All the sales growth and deal making in the food business these days seems to be in products that are health-oriented, organic or natural.
And then, there’s Totino’s.
When General Mills earlier this year told investors it had sorted out its huge portfolio of products between steady performers and fast growers, it put its Totino’s frozen pizza and snack roll brand in the second group.
It looked out of place next to some good-for-your-health brands like Annie’s. But General Mills, rather than glossing over Totino’s image, is recasting the narrative and aiming it at 20- and 30-something consumers who don’t like being pandered to through traditional advertising.
To reach these skeptical young buyers, the marketing team has pushed many boundaries at General Mills, a 150-year-old company fiercely protective of its products’ reputations.
“There have been times in the building where I have had to pitch ideas where I thought, ‘I am totally going to get fired today,’ ” said Brad Hiranaga, director of marketing at Totino’s.
That discomfort is due to Totino’s new image as an irreverent and at times absurd brand that is cozying up to young people through the digital channels they use.
Totino’s pizza rolls are the bestselling frozen snack and appetizer in U.S. retail stores, controlling more than 26 percent of the segment. General Mills sold more than $530 million of pizza rolls in the previous year ending Oct. 2, according to IRI, a Chicago-based research firm. Meanwhile, Totino’s frozen pizzas were the third-most popular frozen pizza during the same period — trailing Nestlé SA’s DiGiorno and Schwan Food Co.’s Red Baron — with $360.8 million in sales.
Many of Totino’s target consumers have memories of eating pizza rolls as a kid. But the brand got its start in 1951 in northeast Minneapolis when Rose and Jim Totino helped bring Italian food and pizza to Minnesota for the first time.
The small family restaurant with red- and white-checked tablecloths, bistro tables and red vinyl booths was an immediate success. By 1962, the Totino family built a frozen pizza plant in Fridley to meet the increasing U.S. appetite for convenient meals. Rose sold the business in 1975 to Pillsbury, which later was bought by General Mills. Today, nearly a million Totino’s pizzas are sold in the U.S. every day.
Sales grew between 3 percent and 5 percent in fiscal year 2014 and 2015 but saw a small 1.6 percent decline in fiscal year 2016, which ended in May. General Mills said that is due to new competition in the frozen snack category.

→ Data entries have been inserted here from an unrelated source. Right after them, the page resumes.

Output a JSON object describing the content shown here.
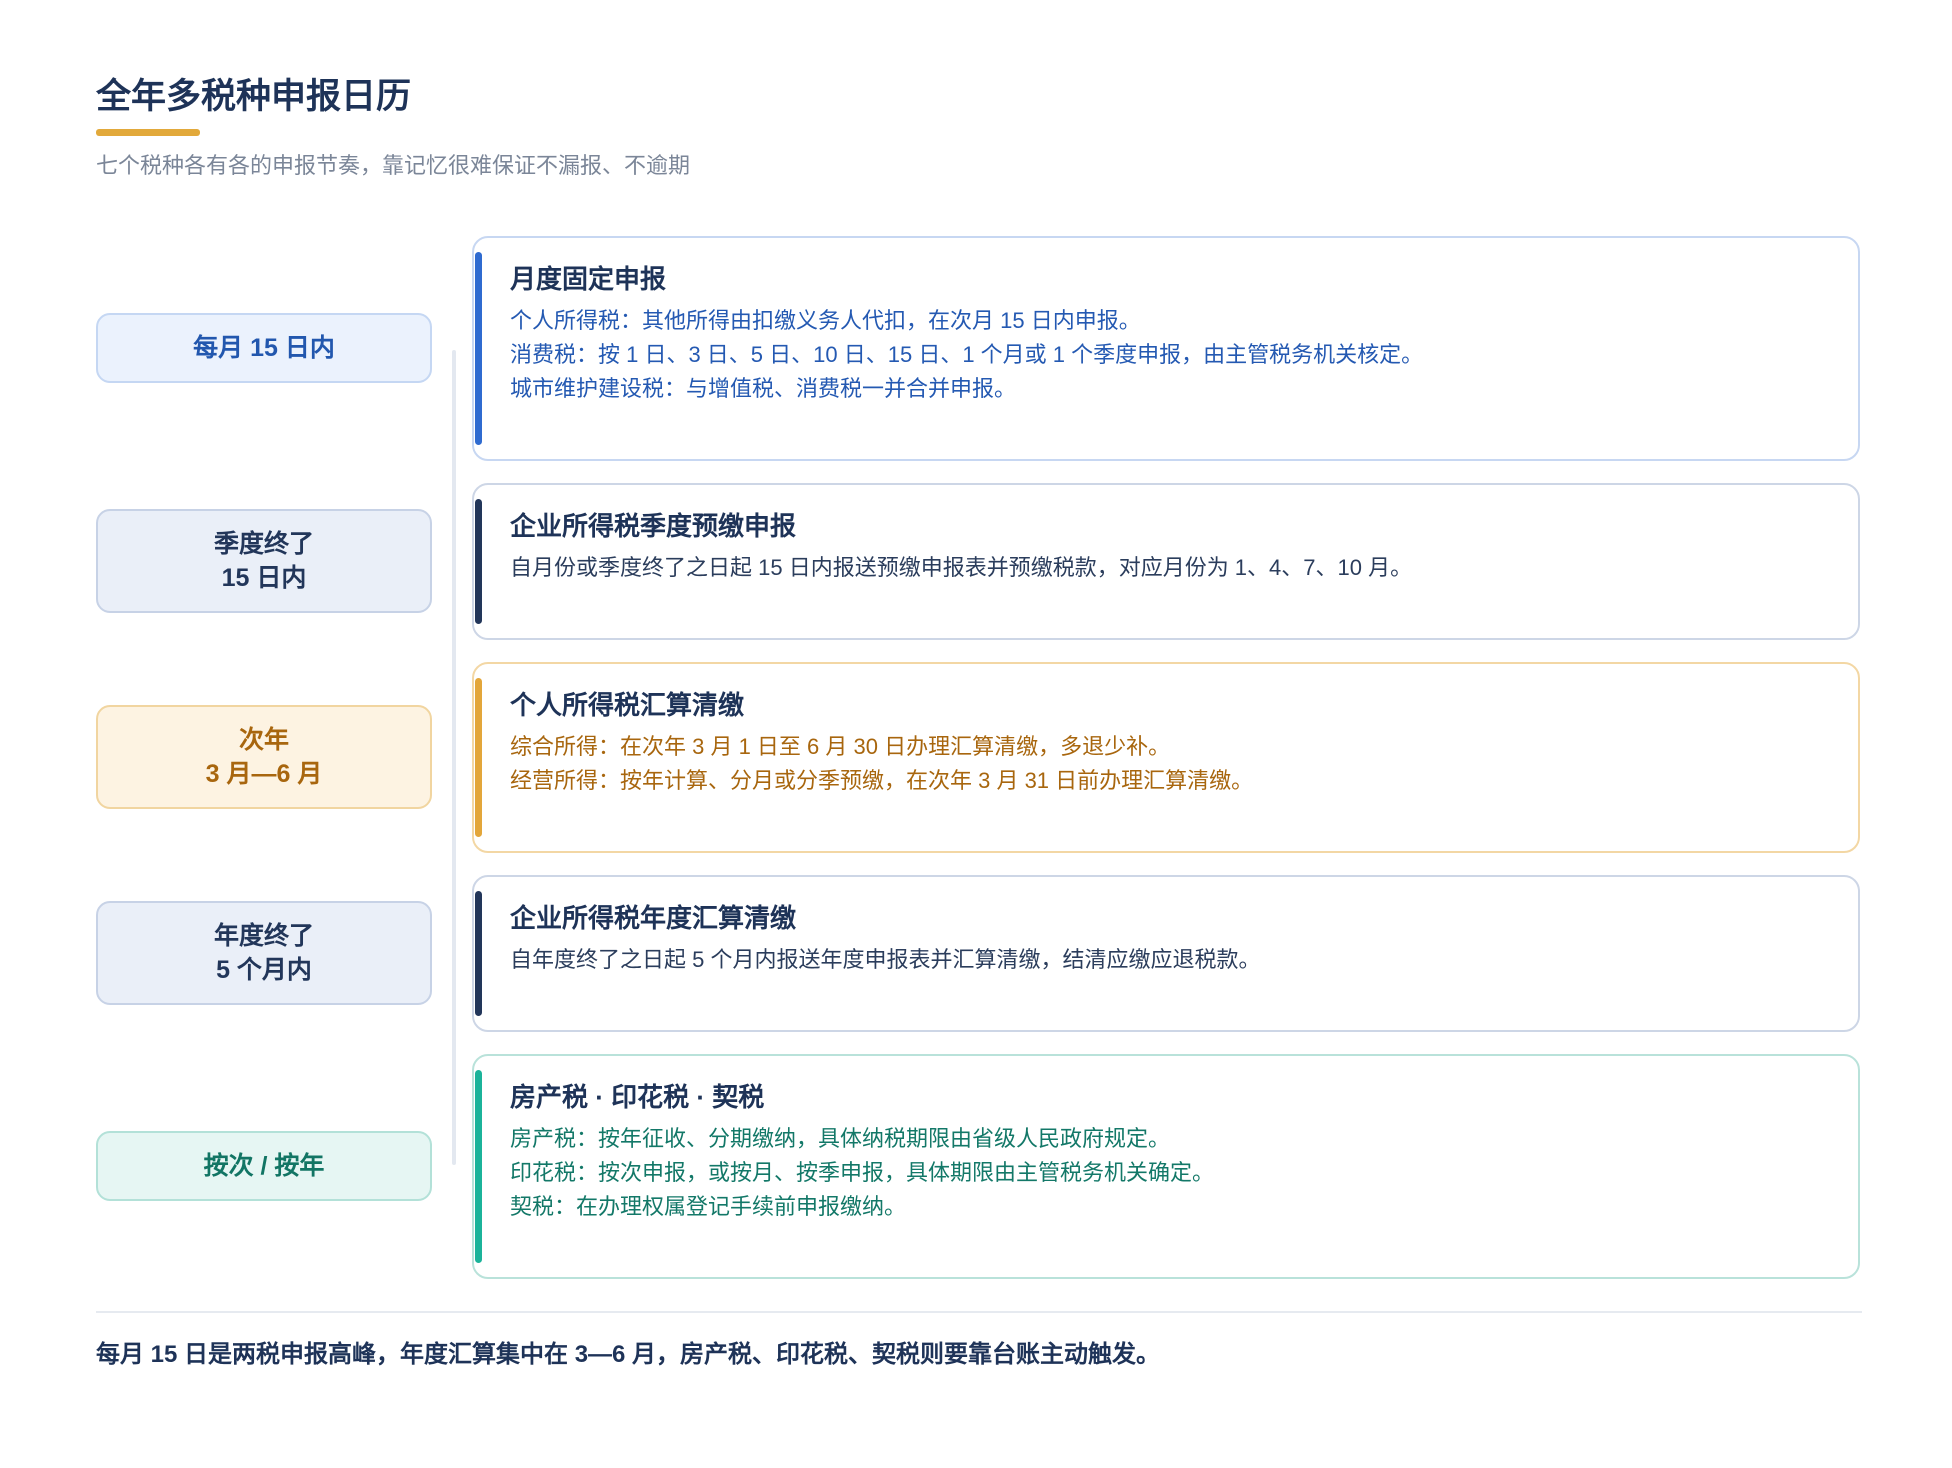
{
  "header": {
    "title": "全年多税种申报日历",
    "subtitle": "七个税种各有各的申报节奏，靠记忆很难保证不漏报、不逾期"
  },
  "timeline": [
    {
      "tag_lines": [
        "每月 15 日内"
      ],
      "title": "月度固定申报",
      "lines": [
        "个人所得税：其他所得由扣缴义务人代扣，在次月 15 日内申报。",
        "消费税：按 1 日、3 日、5 日、10 日、15 日、1 个月或 1 个季度申报，由主管税务机关核定。",
        "城市维护建设税：与增值税、消费税一并合并申报。"
      ]
    },
    {
      "tag_lines": [
        "季度终了",
        "15 日内"
      ],
      "title": "企业所得税季度预缴申报",
      "lines": [
        "自月份或季度终了之日起 15 日内报送预缴申报表并预缴税款，对应月份为 1、4、7、10 月。"
      ]
    },
    {
      "tag_lines": [
        "次年",
        "3 月—6 月"
      ],
      "title": "个人所得税汇算清缴",
      "lines": [
        "综合所得：在次年 3 月 1 日至 6 月 30 日办理汇算清缴，多退少补。",
        "经营所得：按年计算、分月或分季预缴，在次年 3 月 31 日前办理汇算清缴。"
      ]
    },
    {
      "tag_lines": [
        "年度终了",
        "5 个月内"
      ],
      "title": "企业所得税年度汇算清缴",
      "lines": [
        "自年度终了之日起 5 个月内报送年度申报表并汇算清缴，结清应缴应退税款。"
      ]
    },
    {
      "tag_lines": [
        "按次 / 按年"
      ],
      "title": "房产税 · 印花税 · 契税",
      "lines": [
        "房产税：按年征收、分期缴纳，具体纳税期限由省级人民政府规定。",
        "印花税：按次申报，或按月、按季申报，具体期限由主管税务机关确定。",
        "契税：在办理权属登记手续前申报缴纳。"
      ]
    }
  ],
  "footer": {
    "text": "每月 15 日是两税申报高峰，年度汇算集中在 3—6 月，房产税、印花税、契税则要靠台账主动触发。"
  },
  "colors": {
    "accent": "#e2a93b",
    "blue": "#2f6bd0",
    "navy": "#22365a",
    "amber": "#e3a63a",
    "teal": "#1bb39a"
  }
}
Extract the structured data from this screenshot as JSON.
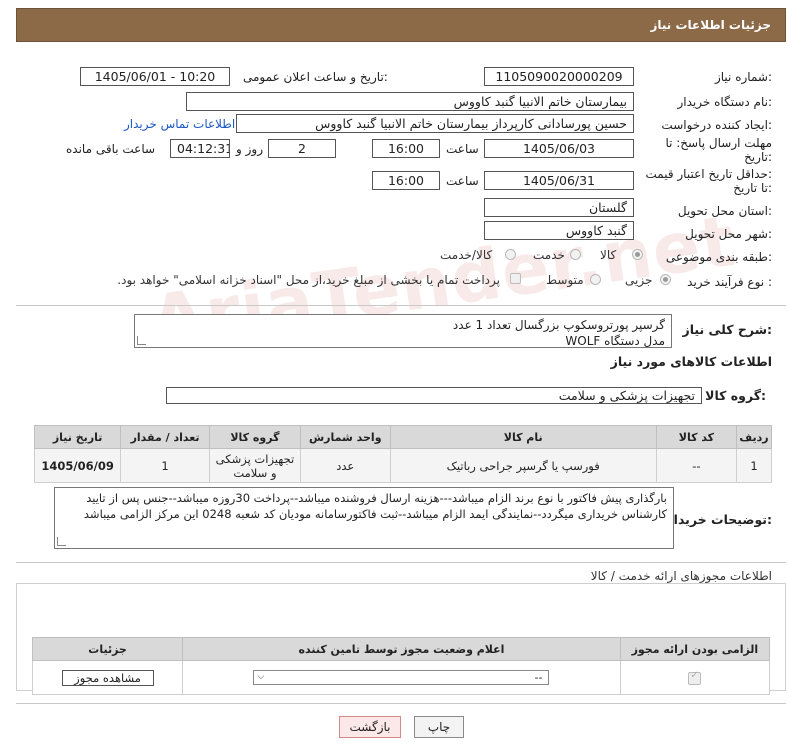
{
  "header": {
    "title": "جزئیات اطلاعات نیاز"
  },
  "form": {
    "need_number": {
      "label": "شماره نیاز:",
      "value": "1105090020000209"
    },
    "announce_date": {
      "label": "تاریخ و ساعت اعلان عمومی:",
      "value": "1405/06/01 - 10:20"
    },
    "buyer_org": {
      "label": "نام دستگاه خریدار:",
      "value": "بیمارستان خاتم الانبیا گنبد کاووس"
    },
    "requester": {
      "label": "ایجاد کننده درخواست:",
      "value": "حسین پورسادانی کارپرداز بیمارستان خاتم الانبیا گنبد کاووس",
      "contact_link": "اطلاعات تماس خریدار"
    },
    "deadline": {
      "label_line1": "مهلت ارسال پاسخ: تا",
      "label_line2": "تاریخ:",
      "date": "1405/06/03",
      "time_label": "ساعت",
      "time": "16:00",
      "days": "2",
      "days_label": "روز و",
      "remaining": "04:12:31",
      "remaining_label": "ساعت باقی مانده"
    },
    "price_validity": {
      "label_line1": "حداقل تاریخ اعتبار قیمت:",
      "label_line2": "تا تاریخ:",
      "date": "1405/06/31",
      "time_label": "ساعت",
      "time": "16:00"
    },
    "province": {
      "label": "استان محل تحویل:",
      "value": "گلستان"
    },
    "city": {
      "label": "شهر محل تحویل:",
      "value": "گنبد کاووس"
    },
    "category": {
      "label": "طبقه بندی موضوعی:",
      "options": [
        "کالا",
        "خدمت",
        "کالا/خدمت"
      ],
      "selected": "کالا"
    },
    "purchase_type": {
      "label": "نوع فرآیند خرید :",
      "options": [
        "جزیی",
        "متوسط"
      ],
      "selected": "جزیی",
      "payment_note": "پرداخت تمام یا بخشی از مبلغ خرید،از محل \"اسناد خزانه اسلامی\" خواهد بود."
    }
  },
  "description": {
    "label": "شرح کلی نیاز:",
    "line1": "گرسپر پورتروسکوپ بزرگسال تعداد 1 عدد",
    "line2": "مدل دستگاه WOLF"
  },
  "goods_section": {
    "title": "اطلاعات کالاهای مورد نیاز"
  },
  "goods_group": {
    "label": "گروه کالا:",
    "value": "تجهیزات پزشکی و سلامت"
  },
  "items_table": {
    "headers": [
      "ردیف",
      "کد کالا",
      "نام کالا",
      "واحد شمارش",
      "گروه کالا",
      "تعداد / مقدار",
      "تاریخ نیاز"
    ],
    "rows": [
      [
        "1",
        "--",
        "فورسپ یا گرسپر جراحی رباتیک",
        "عدد",
        "تجهیزات پزشکی و سلامت",
        "1",
        "1405/06/09"
      ]
    ]
  },
  "buyer_notes": {
    "label": "توضیحات خریدار:",
    "line1": "بارگذاری پیش فاکتور با نوع برند الزام میباشد---هزینه ارسال فروشنده میباشد--پرداخت 30روزه میباشد--جنس پس از تایید",
    "line2": "کارشناس خریداری میگردد--نمایندگی ایمد الزام میباشد--ثبت فاکتورسامانه مودیان کد شعبه 0248 این مرکز الزامی میباشد"
  },
  "permits": {
    "title": "اطلاعات مجوزهای ارائه خدمت / کالا",
    "headers": [
      "الزامی بودن ارائه مجوز",
      "اعلام وضعیت مجوز توسط تامین کننده",
      "جزئیات"
    ],
    "select_value": "--",
    "view_button": "مشاهده مجوز"
  },
  "footer": {
    "print": "چاپ",
    "back": "بازگشت"
  },
  "watermark": "AriaTender.net"
}
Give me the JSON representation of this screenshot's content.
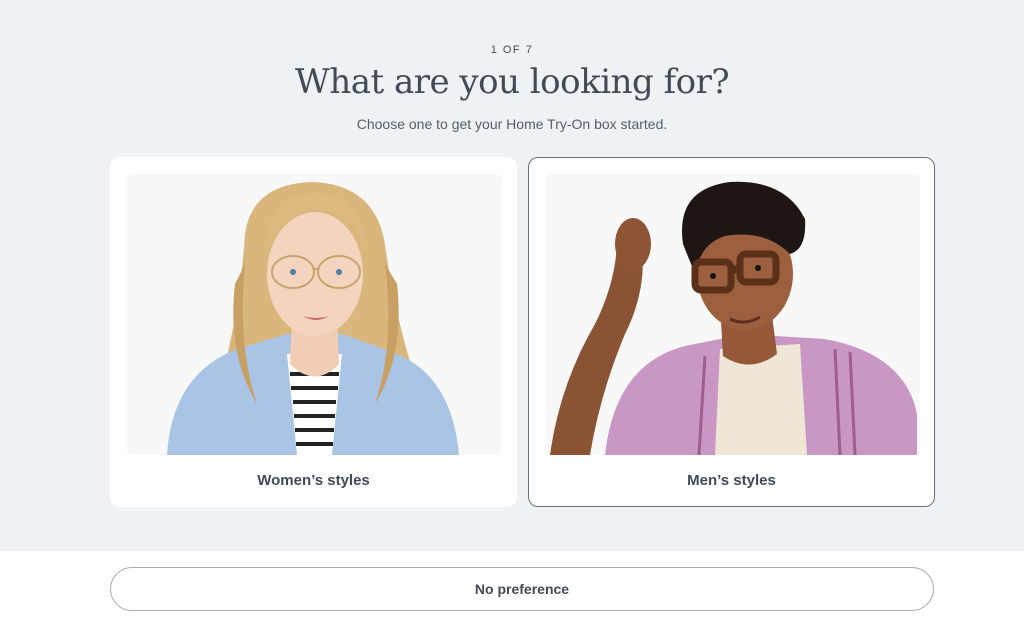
{
  "progress": {
    "step_label": "1 OF 7",
    "current": 1,
    "total": 7
  },
  "header": {
    "title": "What are you looking for?",
    "subtitle": "Choose one to get your Home Try-On box started."
  },
  "options": [
    {
      "label": "Women’s styles",
      "selected": false,
      "photo": "woman-in-gold-frame-glasses"
    },
    {
      "label": "Men’s styles",
      "selected": true,
      "photo": "man-in-tortoise-frame-glasses"
    }
  ],
  "footer": {
    "no_preference_label": "No preference"
  },
  "colors": {
    "background": "#eff2f5",
    "card": "#ffffff",
    "text": "#414b56",
    "selected_border": "#6a737c"
  }
}
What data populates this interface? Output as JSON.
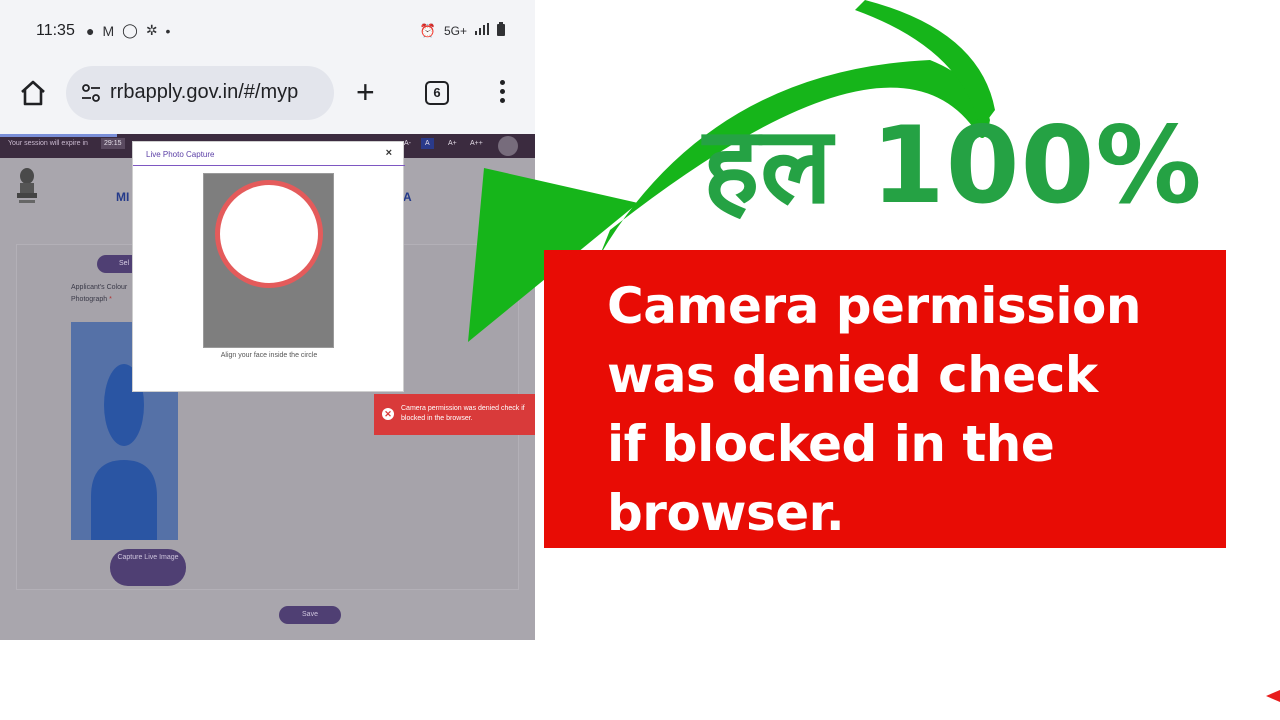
{
  "status_bar": {
    "time": "11:35",
    "network_label": "5G+"
  },
  "browser": {
    "url": "rrbapply.gov.in/#/myp",
    "tab_count": "6"
  },
  "webpage": {
    "session_text": "Your session will expire in",
    "session_timer": "29:15",
    "font_controls": [
      "A-",
      "A",
      "A+",
      "A++"
    ],
    "header_left": "MI",
    "header_right": "A",
    "select_button": "Sel",
    "applicant_label": "Applicant's Colour Photograph",
    "required_mark": "*",
    "capture_button": "Capture Live Image",
    "save_button": "Save"
  },
  "modal": {
    "title": "Live Photo Capture",
    "close_label": "×",
    "hint": "Align your face inside the circle"
  },
  "toast": {
    "message": "Camera permission was denied check if blocked in the browser."
  },
  "overlay": {
    "headline": "हल 100%",
    "banner_lines": [
      "Camera permission",
      "was denied check",
      "if blocked in the",
      "browser."
    ]
  },
  "colors": {
    "arrow_green": "#16b51a",
    "headline_green": "#25a244",
    "banner_red": "#e80c05",
    "toast_red": "#d93a3a",
    "camera_ring": "#e45b5b",
    "button_purple": "#4f3f73"
  }
}
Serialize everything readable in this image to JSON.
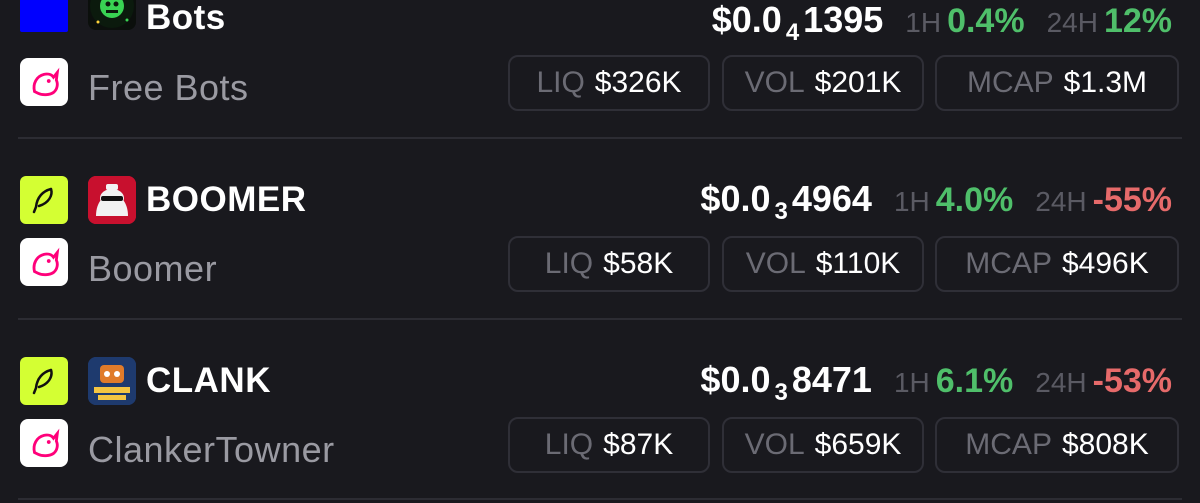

In the last two years, the company pivoted its marketing of Totino’s products from parents to young adults. The brand has resonated with this large consumer group not by overtly pitching its products, but by interacting with them in ridiculous and lighthearted ways that defy traditional advertising.
“When we decided to go after that millennial audience, we saw thousands of people were making fun of the product on social media, being irreverent, but having fun,” said Caio Correa, marketing manager for Totino’s.“We realized, they were talking to us, but we weren’t talking to them.”
The team started interacting with these online conversations by retweeting funny comments about Totino’s, creating memes out of snarky hashtags and distributing self-effacing content. Last fall, Totino’s developed a campaign around this approach, called “Live free, couch hard.”
“We started to see the passion points, which were things like show streaming, gaming, binge-watching Netflix, and we started to create content around those things and targeting the folks when they were doing this,” Correa said.
Much of their content was inspired by what the consumers were telling Totino’s, Hiranaga said, “Our fans love that. They see there is truth in it, in the self-awareness that Totino’s has.”
Saturday Night Live, with comedian Larry David, produced several skits poking fun at Totino’s and football fans, which tickled the team at General Mills. Comedians Tim Heidecker and Eric Wareheim, who have a large following online, created a video ode to Totino’s pizza rolls that has been viewed 1.1 million times on YouTube.
General Mills partnered with Twitch, the world’s top platform and community for video-gamers, on Super Bowl Sunday last year for a Totino’s Bucking Couch event. The gist: Fans watched celebrity gamers play video games while viewers controlled the motion of the mechanical couch the gamer was sitting on.
General Mills isn’t alone in this new way of marketing food. Peter Nicholson, chief creative officer of Minneapolis-based advertising firm Periscope, recently helped lead a campaign for Trolli gummy worms that harnessed basketball superstar James Harden’s love of the product. Harden plugged the gummy worms on his massively influential Snapchat account in his own strange, signature way.
“These platforms have rules in how you function in them and if you don’t act in that way, then it’s not going to be as successful,” Nicholson said. “You’re on their ground, so you have to act in a way that’s appropriate for that space. You can’t hijack the content.”
Not every brand can be so playful, he said, and it requires a different mentality and more hands-on approach.
“When [the users] choose to engage, you have to continue to engage with them. You’ll lose them if you bail on them,” Nicholson said. “They’ll want to continue to have social media involvement because they’ve given you permission. It can’t be one-way communication.”